BEGIN Provided records

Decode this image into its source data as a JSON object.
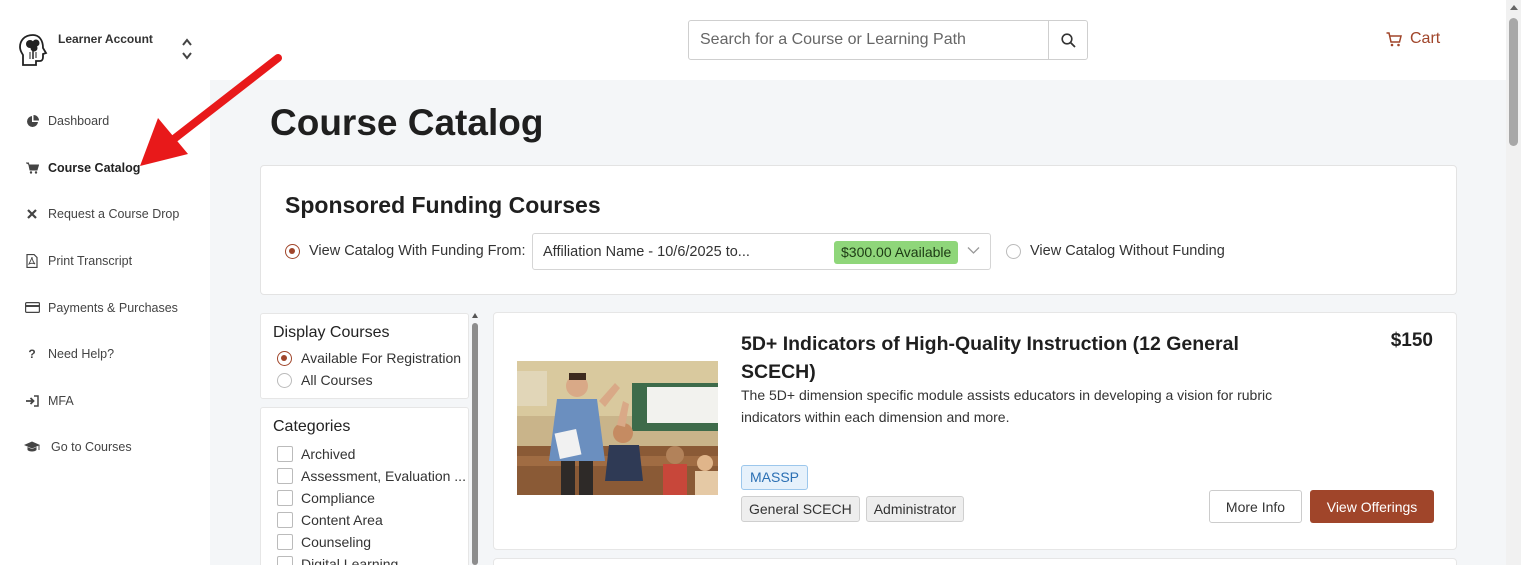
{
  "account": {
    "label": "Learner Account",
    "logo_icon": "brain-head-icon",
    "switch_icon": "chevron-up-down-icon"
  },
  "sidebar": {
    "items": [
      {
        "label": "Dashboard",
        "icon": "pie-chart-icon",
        "active": false
      },
      {
        "label": "Course Catalog",
        "icon": "cart-icon",
        "active": true
      },
      {
        "label": "Request a Course Drop",
        "icon": "x-icon",
        "active": false
      },
      {
        "label": "Print Transcript",
        "icon": "pdf-file-icon",
        "active": false
      },
      {
        "label": "Payments & Purchases",
        "icon": "credit-card-icon",
        "active": false
      },
      {
        "label": "Need Help?",
        "icon": "question-icon",
        "active": false
      },
      {
        "label": "MFA",
        "icon": "sign-in-icon",
        "active": false
      },
      {
        "label": "Go to Courses",
        "icon": "graduation-cap-icon",
        "active": false
      }
    ]
  },
  "search": {
    "placeholder": "Search for a Course or Learning Path"
  },
  "cart": {
    "label": "Cart"
  },
  "page": {
    "title": "Course Catalog"
  },
  "funding": {
    "title": "Sponsored Funding Courses",
    "option_with": "View Catalog With Funding From:",
    "selected_affiliation": "Affiliation Name - 10/6/2025 to...",
    "available": "$300.00 Available",
    "option_without": "View Catalog Without Funding"
  },
  "filters": {
    "display": {
      "title": "Display Courses",
      "options": [
        "Available For Registration",
        "All Courses"
      ],
      "selected_index": 0
    },
    "categories": {
      "title": "Categories",
      "items": [
        "Archived",
        "Assessment, Evaluation ...",
        "Compliance",
        "Content Area",
        "Counseling",
        "Digital Learning"
      ]
    }
  },
  "course": {
    "title": "5D+ Indicators of High-Quality Instruction (12 General SCECH)",
    "description": "The 5D+ dimension specific module assists educators in developing a vision for rubric indicators within each dimension and more.",
    "price": "$150",
    "provider_tag": "MASSP",
    "tags": [
      "General SCECH",
      "Administrator"
    ],
    "more_info_label": "More Info",
    "view_offerings_label": "View Offerings"
  },
  "colors": {
    "accent": "#a0452a",
    "available_badge": "#8fd67a",
    "annotation_arrow": "#e8191a"
  }
}
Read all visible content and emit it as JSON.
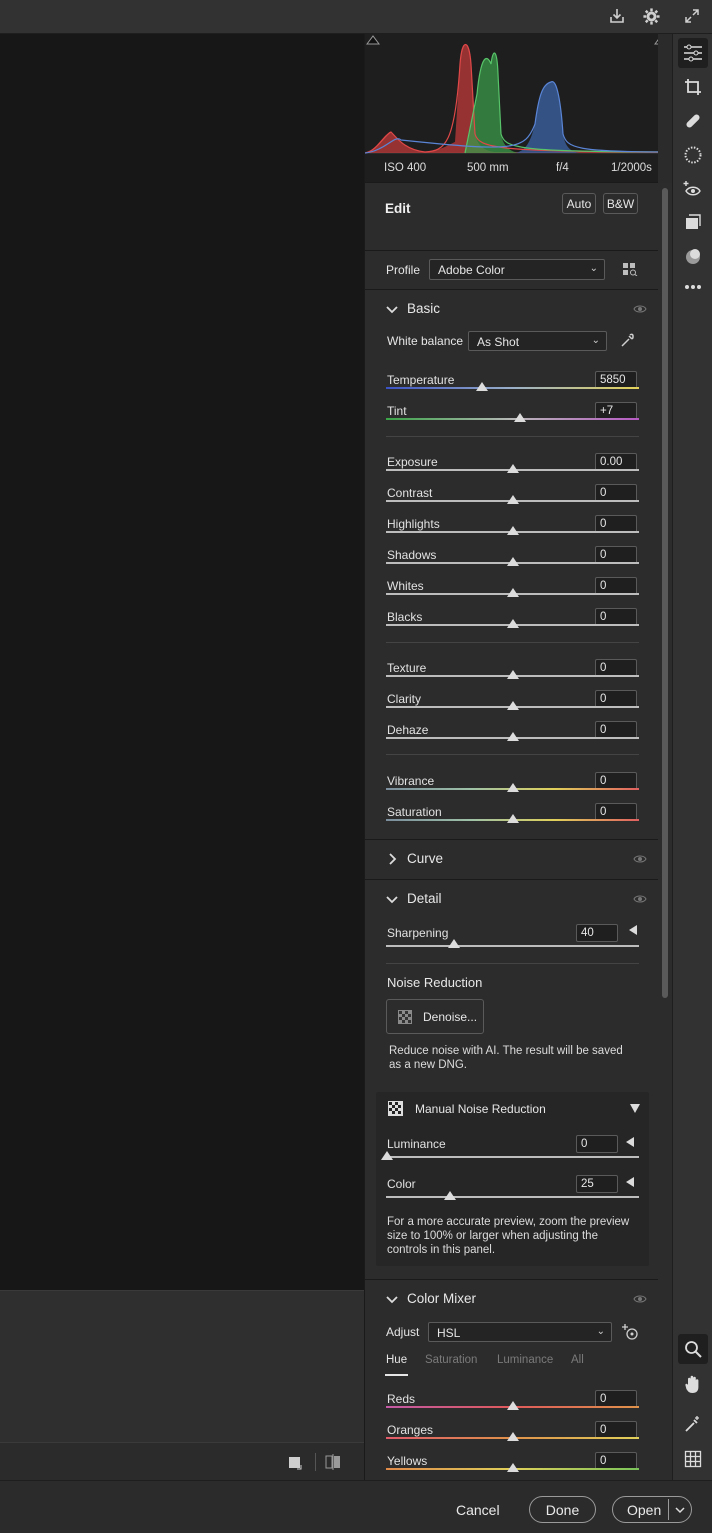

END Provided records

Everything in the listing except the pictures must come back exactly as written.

Decode this image into its source data as a JSON object.
{
  "account": {
    "label": "Learner Account",
    "logo_icon": "brain-head-icon",
    "switch_icon": "chevron-up-down-icon"
  },
  "sidebar": {
    "items": [
      {
        "label": "Dashboard",
        "icon": "pie-chart-icon",
        "active": false
      },
      {
        "label": "Course Catalog",
        "icon": "cart-icon",
        "active": true
      },
      {
        "label": "Request a Course Drop",
        "icon": "x-icon",
        "active": false
      },
      {
        "label": "Print Transcript",
        "icon": "pdf-file-icon",
        "active": false
      },
      {
        "label": "Payments & Purchases",
        "icon": "credit-card-icon",
        "active": false
      },
      {
        "label": "Need Help?",
        "icon": "question-icon",
        "active": false
      },
      {
        "label": "MFA",
        "icon": "sign-in-icon",
        "active": false
      },
      {
        "label": "Go to Courses",
        "icon": "graduation-cap-icon",
        "active": false
      }
    ]
  },
  "search": {
    "placeholder": "Search for a Course or Learning Path"
  },
  "cart": {
    "label": "Cart"
  },
  "page": {
    "title": "Course Catalog"
  },
  "funding": {
    "title": "Sponsored Funding Courses",
    "option_with": "View Catalog With Funding From:",
    "selected_affiliation": "Affiliation Name - 10/6/2025 to...",
    "available": "$300.00 Available",
    "option_without": "View Catalog Without Funding"
  },
  "filters": {
    "display": {
      "title": "Display Courses",
      "options": [
        "Available For Registration",
        "All Courses"
      ],
      "selected_index": 0
    },
    "categories": {
      "title": "Categories",
      "items": [
        "Archived",
        "Assessment, Evaluation ...",
        "Compliance",
        "Content Area",
        "Counseling",
        "Digital Learning"
      ]
    }
  },
  "course": {
    "title": "5D+ Indicators of High-Quality Instruction (12 General SCECH)",
    "description": "The 5D+ dimension specific module assists educators in developing a vision for rubric indicators within each dimension and more.",
    "price": "$150",
    "provider_tag": "MASSP",
    "tags": [
      "General SCECH",
      "Administrator"
    ],
    "more_info_label": "More Info",
    "view_offerings_label": "View Offerings"
  },
  "colors": {
    "accent": "#a0452a",
    "available_badge": "#8fd67a",
    "annotation_arrow": "#e8191a"
  }
}
Read all visible content and emit it as JSON.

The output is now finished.